The late Polish activist, Jacek Kuroń (1934-2004), had an influential but turbulent political career, helping transform the political landscape of Poland. He was expelled from the communist party, arrested and incarcerated. He was also instrumental in setting up the Workers' Defence Committee (KOR) and later became a Minister of Labour and Social Policy.

Listeners: Jacek Petrycki Marcel Łoziński

Cinematographer Jacek Petrycki was born in Poznań, Poland in 1948. He has worked extensively in Poland and throughout the world.
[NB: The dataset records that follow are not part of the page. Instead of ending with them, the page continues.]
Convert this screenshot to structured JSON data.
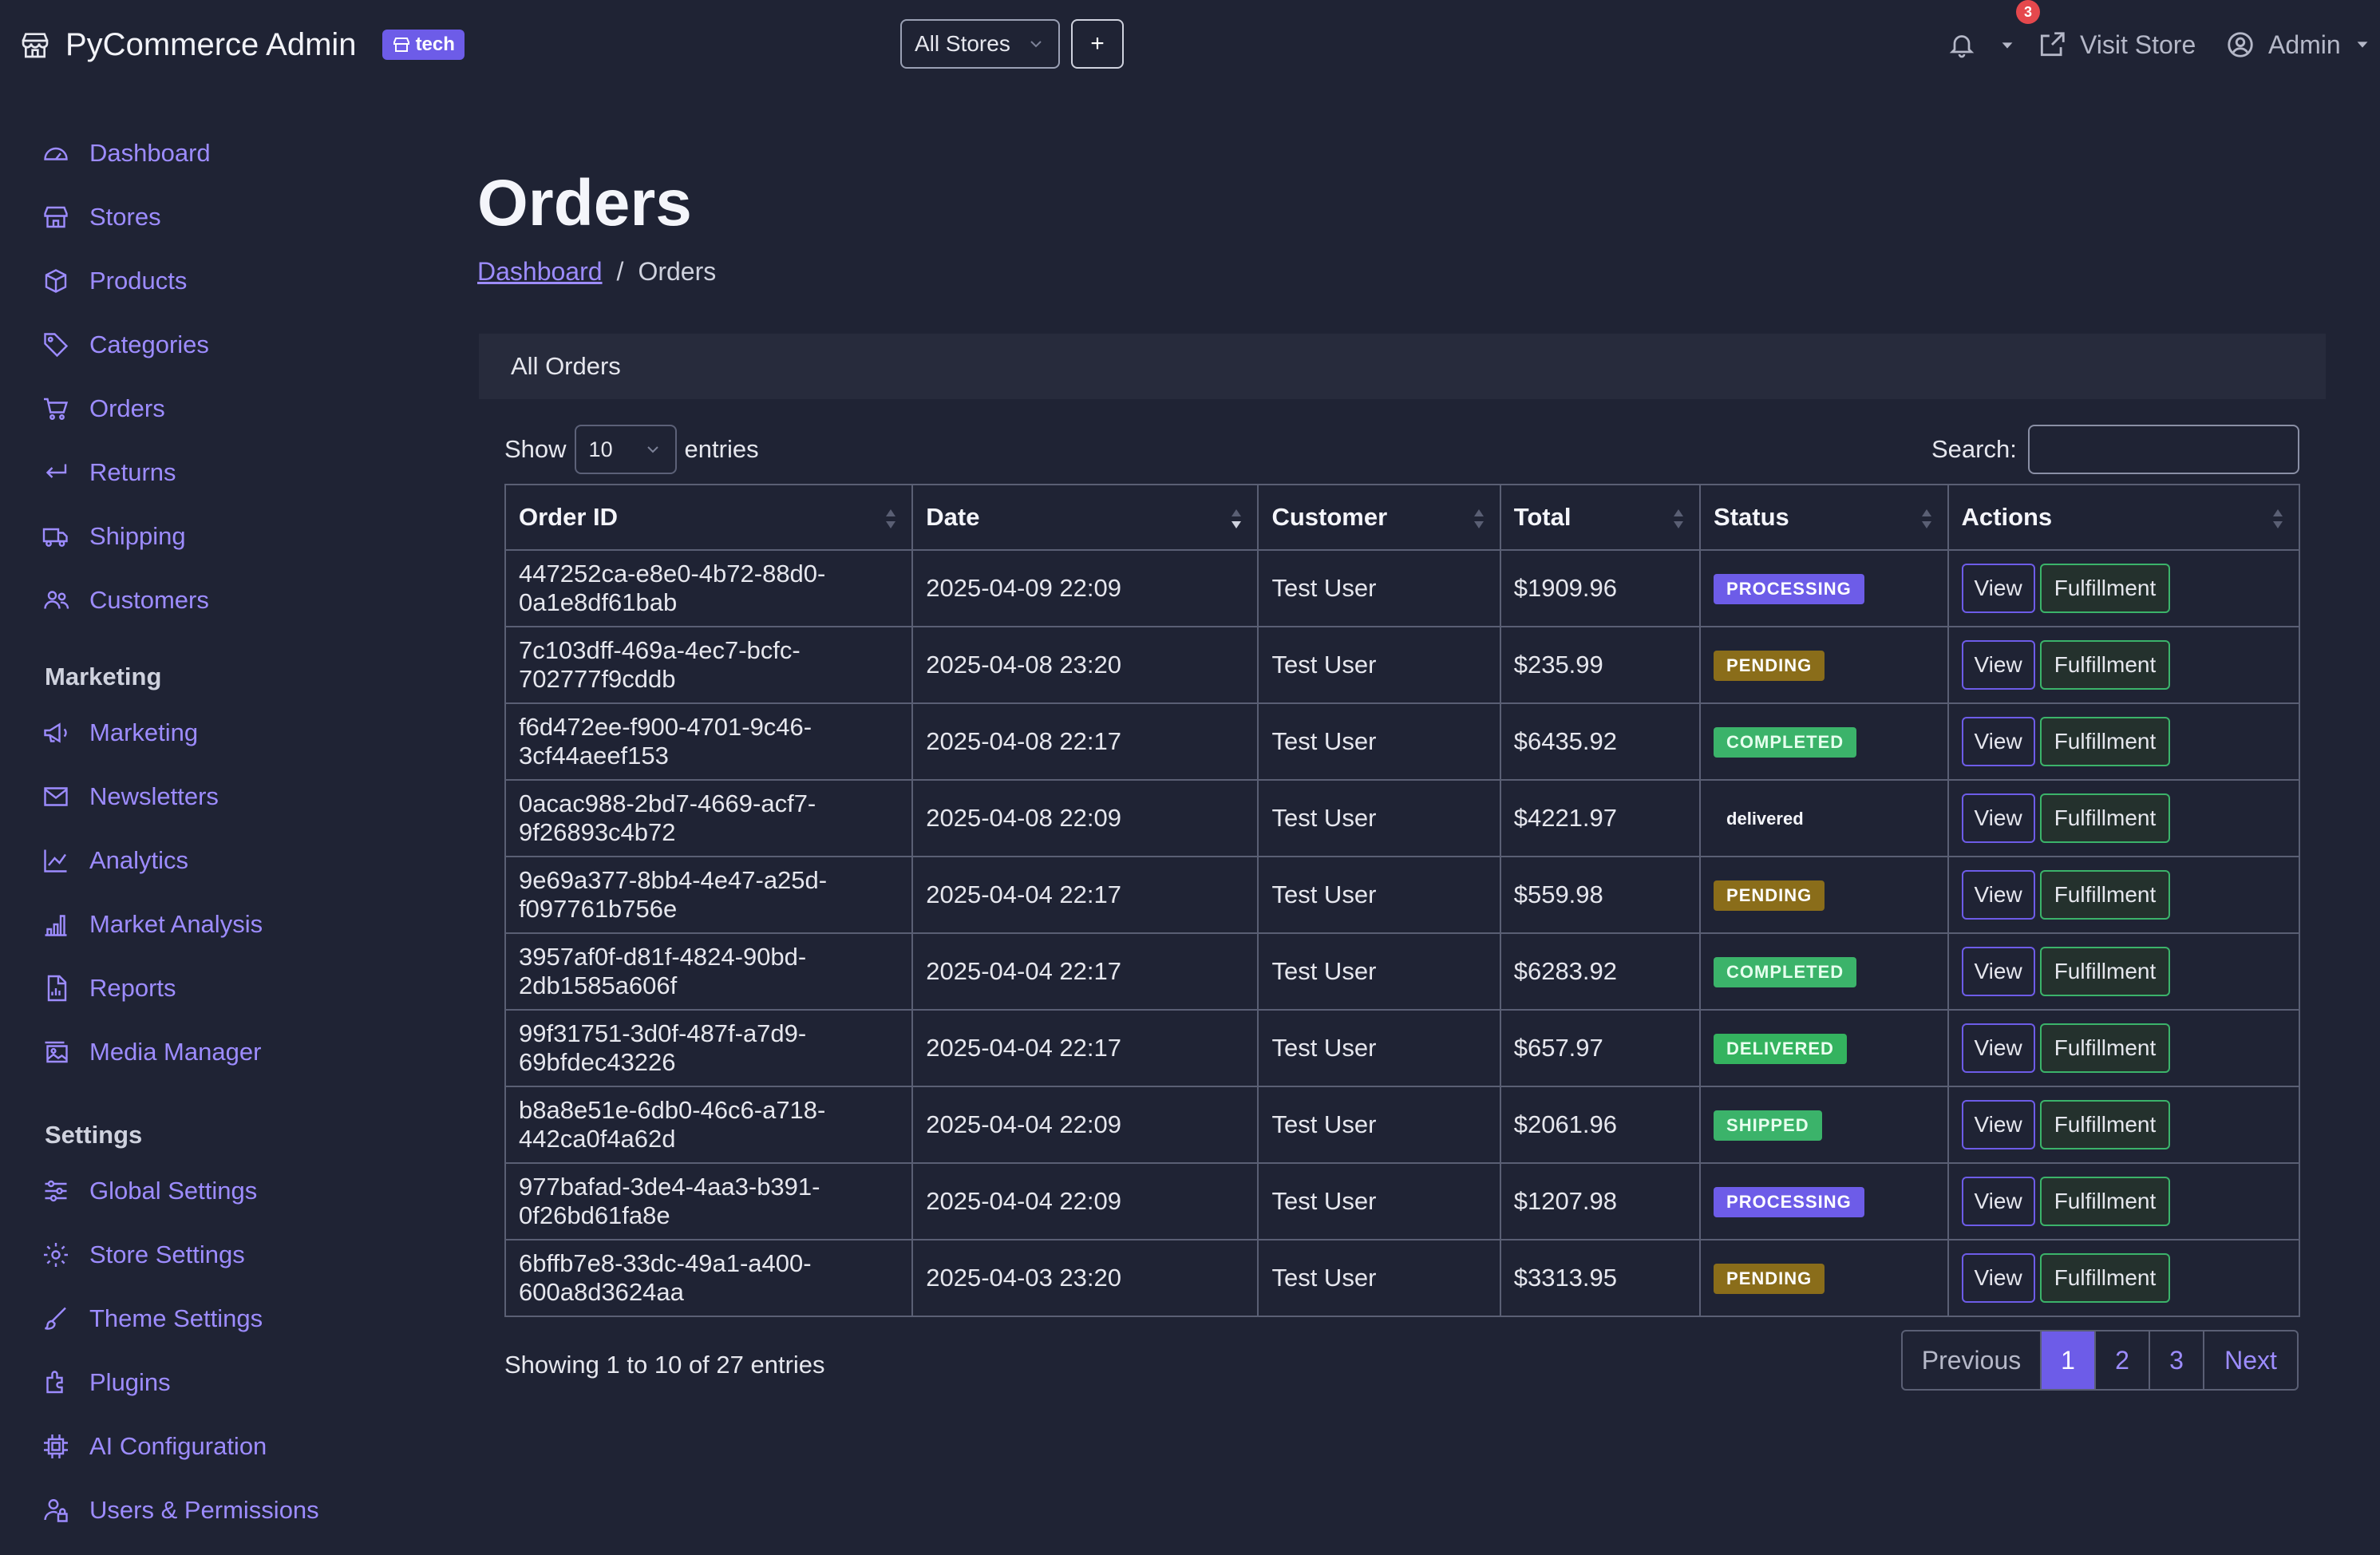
{
  "app": {
    "title": "PyCommerce Admin",
    "badge": "tech",
    "store_select": "All Stores",
    "add_store_label": "+",
    "notification_count": "3",
    "visit_store": "Visit Store",
    "user": "Admin"
  },
  "sidebar": {
    "main_items": [
      {
        "label": "Dashboard",
        "icon": "dashboard-icon"
      },
      {
        "label": "Stores",
        "icon": "store-icon"
      },
      {
        "label": "Products",
        "icon": "box-icon"
      },
      {
        "label": "Categories",
        "icon": "tag-icon"
      },
      {
        "label": "Orders",
        "icon": "cart-icon"
      },
      {
        "label": "Returns",
        "icon": "return-icon"
      },
      {
        "label": "Shipping",
        "icon": "truck-icon"
      },
      {
        "label": "Customers",
        "icon": "people-icon"
      }
    ],
    "marketing_title": "Marketing",
    "marketing_items": [
      {
        "label": "Marketing",
        "icon": "megaphone-icon"
      },
      {
        "label": "Newsletters",
        "icon": "envelope-icon"
      },
      {
        "label": "Analytics",
        "icon": "line-chart-icon"
      },
      {
        "label": "Market Analysis",
        "icon": "bar-chart-icon"
      },
      {
        "label": "Reports",
        "icon": "report-icon"
      },
      {
        "label": "Media Manager",
        "icon": "image-icon"
      }
    ],
    "settings_title": "Settings",
    "settings_items": [
      {
        "label": "Global Settings",
        "icon": "sliders-icon"
      },
      {
        "label": "Store Settings",
        "icon": "gear-icon"
      },
      {
        "label": "Theme Settings",
        "icon": "brush-icon"
      },
      {
        "label": "Plugins",
        "icon": "plugin-icon"
      },
      {
        "label": "AI Configuration",
        "icon": "cpu-icon"
      },
      {
        "label": "Users & Permissions",
        "icon": "user-lock-icon"
      }
    ]
  },
  "page": {
    "title": "Orders",
    "breadcrumb_home": "Dashboard",
    "breadcrumb_sep": "/",
    "breadcrumb_current": "Orders",
    "card_title": "All Orders"
  },
  "table": {
    "show_label": "Show",
    "length_value": "10",
    "entries_label": "entries",
    "search_label": "Search:",
    "columns": [
      "Order ID",
      "Date",
      "Customer",
      "Total",
      "Status",
      "Actions"
    ],
    "view_label": "View",
    "fulfillment_label": "Fulfillment",
    "rows": [
      {
        "id": "447252ca-e8e0-4b72-88d0-0a1e8df61bab",
        "date": "2025-04-09 22:09",
        "customer": "Test User",
        "total": "$1909.96",
        "status": "PROCESSING",
        "status_kind": "processing"
      },
      {
        "id": "7c103dff-469a-4ec7-bcfc-702777f9cddb",
        "date": "2025-04-08 23:20",
        "customer": "Test User",
        "total": "$235.99",
        "status": "PENDING",
        "status_kind": "pending"
      },
      {
        "id": "f6d472ee-f900-4701-9c46-3cf44aeef153",
        "date": "2025-04-08 22:17",
        "customer": "Test User",
        "total": "$6435.92",
        "status": "COMPLETED",
        "status_kind": "completed"
      },
      {
        "id": "0acac988-2bd7-4669-acf7-9f26893c4b72",
        "date": "2025-04-08 22:09",
        "customer": "Test User",
        "total": "$4221.97",
        "status": "delivered",
        "status_kind": "plain"
      },
      {
        "id": "9e69a377-8bb4-4e47-a25d-f097761b756e",
        "date": "2025-04-04 22:17",
        "customer": "Test User",
        "total": "$559.98",
        "status": "PENDING",
        "status_kind": "pending"
      },
      {
        "id": "3957af0f-d81f-4824-90bd-2db1585a606f",
        "date": "2025-04-04 22:17",
        "customer": "Test User",
        "total": "$6283.92",
        "status": "COMPLETED",
        "status_kind": "completed"
      },
      {
        "id": "99f31751-3d0f-487f-a7d9-69bfdec43226",
        "date": "2025-04-04 22:17",
        "customer": "Test User",
        "total": "$657.97",
        "status": "DELIVERED",
        "status_kind": "delivered"
      },
      {
        "id": "b8a8e51e-6db0-46c6-a718-442ca0f4a62d",
        "date": "2025-04-04 22:09",
        "customer": "Test User",
        "total": "$2061.96",
        "status": "SHIPPED",
        "status_kind": "shipped"
      },
      {
        "id": "977bafad-3de4-4aa3-b391-0f26bd61fa8e",
        "date": "2025-04-04 22:09",
        "customer": "Test User",
        "total": "$1207.98",
        "status": "PROCESSING",
        "status_kind": "processing"
      },
      {
        "id": "6bffb7e8-33dc-49a1-a400-600a8d3624aa",
        "date": "2025-04-03 23:20",
        "customer": "Test User",
        "total": "$3313.95",
        "status": "PENDING",
        "status_kind": "pending"
      }
    ],
    "info": "Showing 1 to 10 of 27 entries",
    "pager": {
      "previous": "Previous",
      "pages": [
        "1",
        "2",
        "3"
      ],
      "active": "1",
      "next": "Next"
    }
  },
  "colors": {
    "background": "#1f2334",
    "accent": "#6d5ce8",
    "link": "#9d8cff",
    "success": "#3bb36a",
    "warning": "#8a6d1a",
    "danger": "#e5484d"
  }
}
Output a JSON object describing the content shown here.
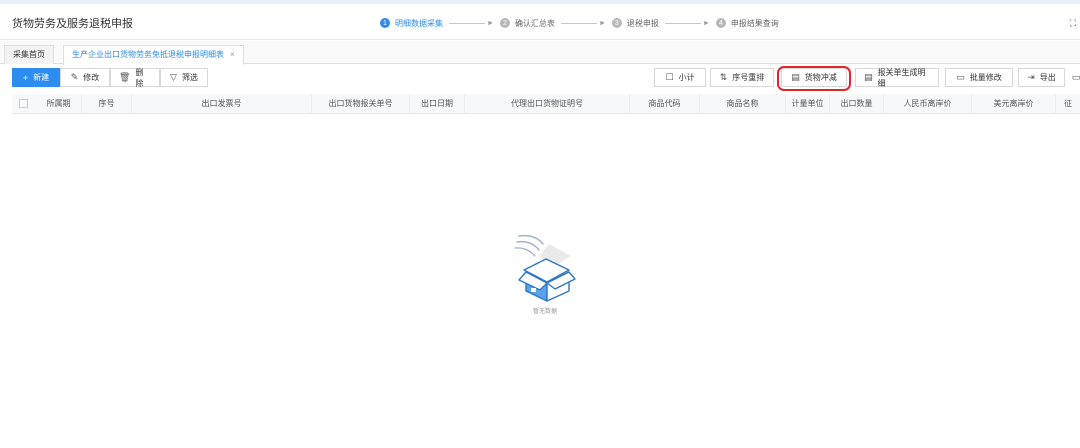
{
  "header": {
    "app_title": "货物劳务及服务退税申报",
    "steps": [
      {
        "num": "1",
        "label": "明细数据采集"
      },
      {
        "num": "2",
        "label": "确认汇总表"
      },
      {
        "num": "3",
        "label": "退税申报"
      },
      {
        "num": "4",
        "label": "申报结果查询"
      }
    ]
  },
  "tabs": [
    {
      "label": "采集首页"
    },
    {
      "label": "生产企业出口货物劳务免抵退税申报明细表",
      "close": "×"
    }
  ],
  "toolbar": {
    "new": "新建",
    "edit": "修改",
    "delete": "删除",
    "filter": "筛选",
    "subtotal": "小计",
    "reorder": "序号重排",
    "offset": "货物冲减",
    "generate": "报关单生成明细",
    "batch_edit": "批量修改",
    "export": "导出"
  },
  "table": {
    "columns": [
      "所属期",
      "序号",
      "出口发票号",
      "出口货物报关单号",
      "出口日期",
      "代理出口货物证明号",
      "商品代码",
      "商品名称",
      "计量单位",
      "出口数量",
      "人民币离岸价",
      "美元离岸价",
      "征"
    ]
  },
  "empty_state": {
    "text": "暂无数据"
  },
  "colors": {
    "accent": "#2d8cf0",
    "highlight": "#e0262a"
  }
}
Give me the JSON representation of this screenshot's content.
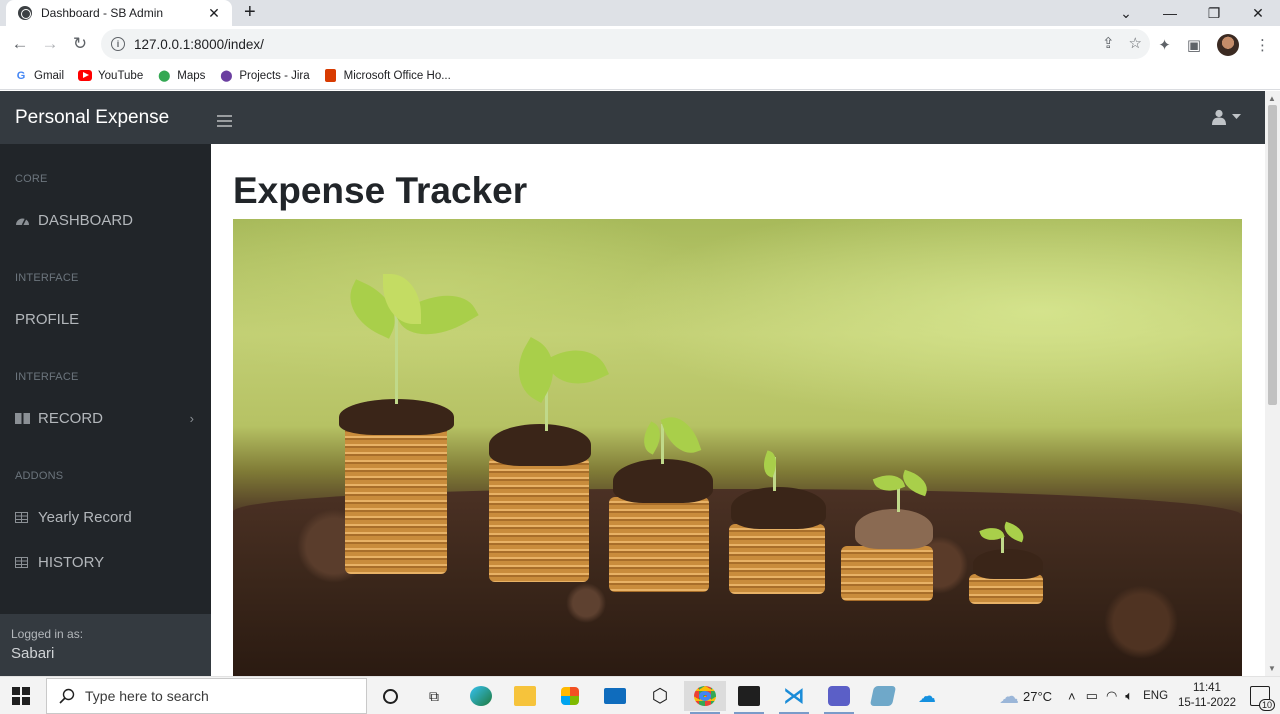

His credits include, for Agniezka Holland, Provincial Actors (1979), Europe, Europe (1990), Shot in the Heart (2001) and Julie Walking Home (2002), for Krysztof Kieslowski numerous short films including Camera Buff (1980) and No End (1985). Other credits include Journey to the Sun (1998), directed by Jesim Ustaoglu, which won the Golden Camera 300 award at the International Film Camera Festival, Shooters (2000) and The Valley (1999), both directed by Dan Reed, Unforgiving (1993) and Betrayed (1995) by Clive Gordon both of which won the BAFTA for best factual photography. Jacek Petrycki is also a teacher and a filmmaker.

Film director Marcel Łoziński was born in Paris in 1940. He graduated from the Film Directing Department of the National School of Film, Television and Theatre in Łódź in 1971. In 1994, he was nominated for an American Academy Award and a European Film Academy Award for the documentary, 89 mm from Europe. Since 1995, he has been a member of the American Academy of Motion Picture Art and Science awarding Oscars. He lectured at the FEMIS film school and the School of Polish Culture of Warsaw University. He ran documentary film workshops in Marseilles. Marcel Łoziński currently lectures at Andrzej Wajda’s Master School for Film Directors. He also runs the Dragon Forum, a European documentary film workshop.

Tags: ZMP, Kaskada, Warsaw, Poniatowski Bridge, STS, A Song to the Audience, Wiktor Dąbrowski

Duration: 3 minutes, 56 seconds

Date story recorded: 1987

Date story went live: 12 June 2008